Website and app data records
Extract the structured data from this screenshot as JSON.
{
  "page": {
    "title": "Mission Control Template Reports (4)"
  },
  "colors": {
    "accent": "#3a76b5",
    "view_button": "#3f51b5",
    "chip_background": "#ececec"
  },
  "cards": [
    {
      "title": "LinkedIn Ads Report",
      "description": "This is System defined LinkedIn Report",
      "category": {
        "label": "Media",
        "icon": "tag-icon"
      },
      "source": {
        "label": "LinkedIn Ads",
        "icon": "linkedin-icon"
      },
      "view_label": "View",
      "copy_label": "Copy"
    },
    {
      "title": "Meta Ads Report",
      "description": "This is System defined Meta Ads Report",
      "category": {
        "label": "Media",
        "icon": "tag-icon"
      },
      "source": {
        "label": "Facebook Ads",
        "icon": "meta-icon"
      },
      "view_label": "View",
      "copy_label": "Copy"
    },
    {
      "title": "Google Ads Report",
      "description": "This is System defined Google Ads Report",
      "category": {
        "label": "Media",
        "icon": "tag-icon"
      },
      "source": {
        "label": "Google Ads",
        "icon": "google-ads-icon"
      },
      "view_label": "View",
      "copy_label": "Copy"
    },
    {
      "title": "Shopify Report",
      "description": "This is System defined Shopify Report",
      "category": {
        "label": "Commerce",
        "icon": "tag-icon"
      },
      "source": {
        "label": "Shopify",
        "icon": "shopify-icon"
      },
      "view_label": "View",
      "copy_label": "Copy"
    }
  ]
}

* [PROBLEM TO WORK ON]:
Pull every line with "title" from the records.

* [REPLY TO THE EXERCISE]:
    "title": "Mission Control Template Reports (4)"
      "title": "LinkedIn Ads Report",
      "title": "Meta Ads Report",
      "title": "Google Ads Report",
      "title": "Shopify Report",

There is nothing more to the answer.